Bulletin Today | News RoundupsA study published Wednesday in the New England Journal of Medicine says that when states expanded their Medicaid programs, fewer people died. It may seem common sense that giving low-income Americans more access to affordable health care results in them having better health (and subsequently lower death rates). But critics of Medicaid expansion contend the program does not improve the health of beneficiaries and may even be linked to worse health.
Bulletin Today | Personal HealthIt sounds like reasonable advice: The government is urging all baby boomers to get tested for the hepatitis C virus, which people often don’t realize they have and which can damage or destroy the liver. Except there’s one little complication, as msnbc.com points out: A positive result on your hep C test could torpedo your chances of getting insurance if you’re uninsured, or hoping to buy more insurance, such as long-term care. As reporter JoNel Aleccia writes, “Experts in health …
Bulletin Today | Personal HealthAlmost a third of people who bought their own insurance last year will get refunds averaging $127 under a provision of the new health care law, according to a new analysis of state data from the Kaiser Family Foundation, a nonprofit research group. The checks are due consumers and businesses by Aug. 1, but the percentage of those who can expect the rebates varies widely by state, the foundation said. In some states, like Vermont, Rhode Island, Iowa and Hawaii, less than …
Bulletin Today | News RoundupsA recent survey, conducted by Bankers Life and Casualty Company, found 82 percent of middle-income Americans on Medicare say they’re ‘extremely’ or ‘very’ satisfied with access t0 and quality of health care. Only 2 percent said they were ‘not satisfied’ with Medicare access and quality.

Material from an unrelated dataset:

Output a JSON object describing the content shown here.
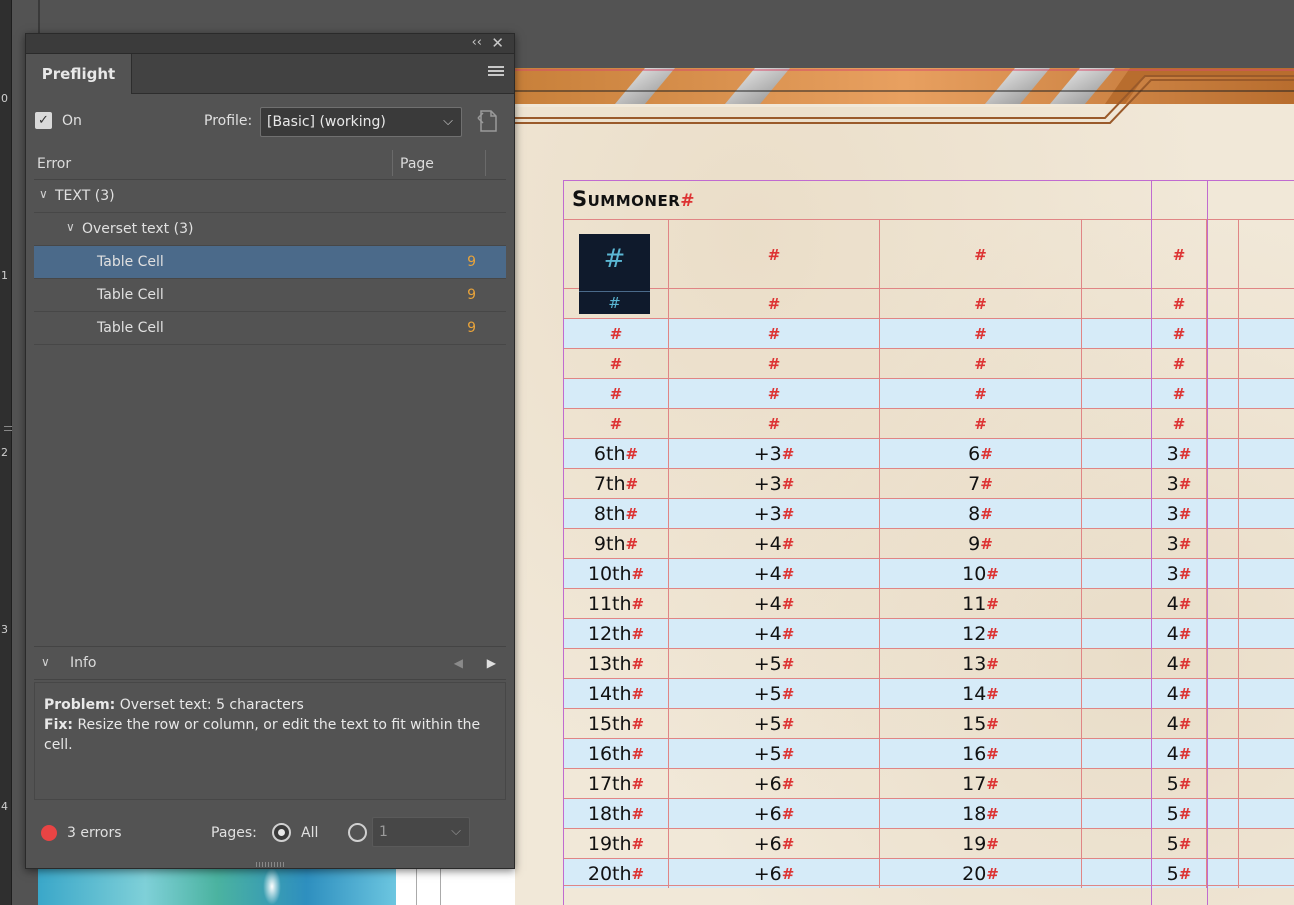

The Takeaway: Who Benefits From New Medical Effectiveness Research Fee?; Cancer Screenings Not Always Free
Bulletin Today | News RoundupsBeginning in 2012, a new $1-per-person fee on health insurance plans will be used to pay for medical effectiveness research. A health reform loophole means you could still end up paying for some preventative care services. And retirement and aging policy experts say what questions they would pose in a presidential debate.
Bulletin Today | News RoundupsLast Friday, the Obama administration announced that it would leave defining the “essential health benefits” that must be provided by insurance plans under the new health care law up to the states, instead of specifying some national standard of benefits. And the mothers-to-be of the 1950s could be at the root of today’s obesity epidemic, according to fitness and nutrition expert Melinda Sothern.